Top of Data for review

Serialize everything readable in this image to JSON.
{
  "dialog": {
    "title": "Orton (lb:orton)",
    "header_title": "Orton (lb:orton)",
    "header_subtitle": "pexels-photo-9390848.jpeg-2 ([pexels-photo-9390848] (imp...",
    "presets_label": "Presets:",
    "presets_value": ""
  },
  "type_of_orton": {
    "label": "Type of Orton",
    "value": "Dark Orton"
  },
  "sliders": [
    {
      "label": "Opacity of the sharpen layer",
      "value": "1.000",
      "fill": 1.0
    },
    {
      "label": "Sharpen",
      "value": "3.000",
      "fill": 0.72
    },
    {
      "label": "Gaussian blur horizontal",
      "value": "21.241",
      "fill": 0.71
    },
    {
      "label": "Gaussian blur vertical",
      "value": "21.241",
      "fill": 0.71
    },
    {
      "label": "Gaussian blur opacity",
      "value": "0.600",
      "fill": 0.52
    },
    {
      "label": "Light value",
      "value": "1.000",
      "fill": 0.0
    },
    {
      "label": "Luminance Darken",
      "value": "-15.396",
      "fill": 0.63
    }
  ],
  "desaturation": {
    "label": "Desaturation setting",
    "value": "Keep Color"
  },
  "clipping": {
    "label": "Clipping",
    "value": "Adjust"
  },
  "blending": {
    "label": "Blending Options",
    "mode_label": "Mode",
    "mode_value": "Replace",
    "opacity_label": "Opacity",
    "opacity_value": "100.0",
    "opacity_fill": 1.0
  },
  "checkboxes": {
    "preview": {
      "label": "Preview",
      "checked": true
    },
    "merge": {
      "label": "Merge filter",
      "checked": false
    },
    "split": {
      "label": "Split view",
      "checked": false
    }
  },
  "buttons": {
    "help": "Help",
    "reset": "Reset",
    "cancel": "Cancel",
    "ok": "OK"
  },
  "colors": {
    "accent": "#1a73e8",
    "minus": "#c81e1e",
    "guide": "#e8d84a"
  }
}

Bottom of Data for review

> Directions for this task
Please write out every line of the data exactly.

> Solution to this problem
Serialize everything readable in this image to JSON.
{
  "dialog": {
    "title": "Orton (lb:orton)",
    "header_title": "Orton (lb:orton)",
    "header_subtitle": "pexels-photo-9390848.jpeg-2 ([pexels-photo-9390848] (imp...",
    "presets_label": "Presets:",
    "presets_value": ""
  },
  "type_of_orton": {
    "label": "Type of Orton",
    "value": "Dark Orton"
  },
  "sliders": [
    {
      "label": "Opacity of the sharpen layer",
      "value": "1.000",
      "fill": 1.0
    },
    {
      "label": "Sharpen",
      "value": "3.000",
      "fill": 0.72
    },
    {
      "label": "Gaussian blur horizontal",
      "value": "21.241",
      "fill": 0.71
    },
    {
      "label": "Gaussian blur vertical",
      "value": "21.241",
      "fill": 0.71
    },
    {
      "label": "Gaussian blur opacity",
      "value": "0.600",
      "fill": 0.52
    },
    {
      "label": "Light value",
      "value": "1.000",
      "fill": 0.0
    },
    {
      "label": "Luminance Darken",
      "value": "-15.396",
      "fill": 0.63
    }
  ],
  "desaturation": {
    "label": "Desaturation setting",
    "value": "Keep Color"
  },
  "clipping": {
    "label": "Clipping",
    "value": "Adjust"
  },
  "blending": {
    "label": "Blending Options",
    "mode_label": "Mode",
    "mode_value": "Replace",
    "opacity_label": "Opacity",
    "opacity_value": "100.0",
    "opacity_fill": 1.0
  },
  "checkboxes": {
    "preview": {
      "label": "Preview",
      "checked": true
    },
    "merge": {
      "label": "Merge filter",
      "checked": false
    },
    "split": {
      "label": "Split view",
      "checked": false
    }
  },
  "buttons": {
    "help": "Help",
    "reset": "Reset",
    "cancel": "Cancel",
    "ok": "OK"
  },
  "colors": {
    "accent": "#1a73e8",
    "minus": "#c81e1e",
    "guide": "#e8d84a"
  }
}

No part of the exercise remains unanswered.